The mobility factor in climate protection

Alternative drives and fuels improve the carbon footprint and air quality

Towns and local authorities have to implement environmental specifications. Mobility is a key factor in this. agiplan develops mobility concepts and supports local authorities from analyses, dialogue processes and concepts to feasibility studies and pilot projects.

The mobility factor in climate protection

agiplan's services

  • Evaluation of mobility data
  • Developing concepts for pilot projects
  • Adjusting to climate protection goals
  • Technology scenarios
  • Mobility management
  • Feasibility studies

Transport and logistics should not be neglected in communal climate protection concepts, because transport accounts for some 28% of all energy consumption - and the percentage of fossil fuels in transport totals 92.6%.

Environmental policies have addressed this issue by setting target values, i.e. for the permissible level of CO² emissions from vehicles, but also by developing a strategic framework which is reflected in "Europe 2020", the EU growth strategy, as well as in the ERDF 2014-2020 and German energy policy.

But it is now down to the federal states and regions, and indeed the cities, towns and municipalities, to implement this.

No climate concept without a mobility concept

Local authorities should give greater weight to the mobility factor in their climate protection concepts.

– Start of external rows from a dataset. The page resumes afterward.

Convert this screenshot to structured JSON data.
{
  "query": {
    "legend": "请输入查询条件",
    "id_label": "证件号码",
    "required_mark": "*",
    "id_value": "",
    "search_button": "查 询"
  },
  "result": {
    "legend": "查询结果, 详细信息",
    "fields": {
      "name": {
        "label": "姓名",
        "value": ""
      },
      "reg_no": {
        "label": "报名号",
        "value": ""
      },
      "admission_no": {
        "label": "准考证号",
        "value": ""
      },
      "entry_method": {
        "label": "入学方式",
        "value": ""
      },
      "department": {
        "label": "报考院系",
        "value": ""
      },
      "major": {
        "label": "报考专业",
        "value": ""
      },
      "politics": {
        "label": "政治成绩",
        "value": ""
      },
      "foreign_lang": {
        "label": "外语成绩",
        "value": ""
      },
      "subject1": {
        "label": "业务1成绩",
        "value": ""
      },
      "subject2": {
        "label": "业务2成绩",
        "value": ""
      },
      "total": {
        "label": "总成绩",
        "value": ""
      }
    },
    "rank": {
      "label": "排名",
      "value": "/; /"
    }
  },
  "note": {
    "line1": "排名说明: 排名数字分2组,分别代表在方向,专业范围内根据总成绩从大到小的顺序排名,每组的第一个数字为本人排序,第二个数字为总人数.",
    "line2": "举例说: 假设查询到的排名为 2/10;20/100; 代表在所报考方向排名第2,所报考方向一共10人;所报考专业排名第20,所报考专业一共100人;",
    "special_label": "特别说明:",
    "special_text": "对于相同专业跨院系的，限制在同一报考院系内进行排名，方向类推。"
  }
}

Innovative vehicle technology, alternative fuels, modal shifts (intermodal transport) and mobility management are all important aspects here.

Local authorities should ask themselves the following questions:

  • How can new, climate-friendly technology be introduced successfully? (E.g. electric or gas powered vehicles)
  • How can the volume of traffic on the roads be reduced or optimised? (E.g. by means of intermodal connections for cars, trains and bicycles, or car-sharing options)
  • How might urban population supplies be secured in the future? (E.g. through the combined road, rail and water freight traffic thresholds)

Communal decision makers - public transport companies, public utility companies, local councils and industries, for example - should be involved in the search for answers to these questions. Because new mobility concepts will only be successful if they are attractive, and improve the people's quality of life.

Clean air through electric vehicles

On the subject of quality of life: the air will be noticeably cleaner once electric vehicles have established themselves throughout Europe. People are directly affected by the particulates and nitrogen oxide emitted in exhaust fumes. Data on the quality of air in North Rhine Westphalia, for example, shows that nitrogen dioxide still exceeds threshold values.

Just how urgently action needs to be taken can be judged from the EUA report "Quality of Air in Europe - 2012". The most important observation: of all air pollutants, atmospheric particulate matter (PM) poses the greatest health risk in Europe.

Mobility is the nut and bolt of the climate concept

Organising mobility is the most important factor on the path to a green town. Involving decision makers from transport, local councils and industry is a first step on the road to developing a systematic transport and mobility concept.

In order for such a concept to be widely accepted, decision-makers from public administration and industry need to be involved.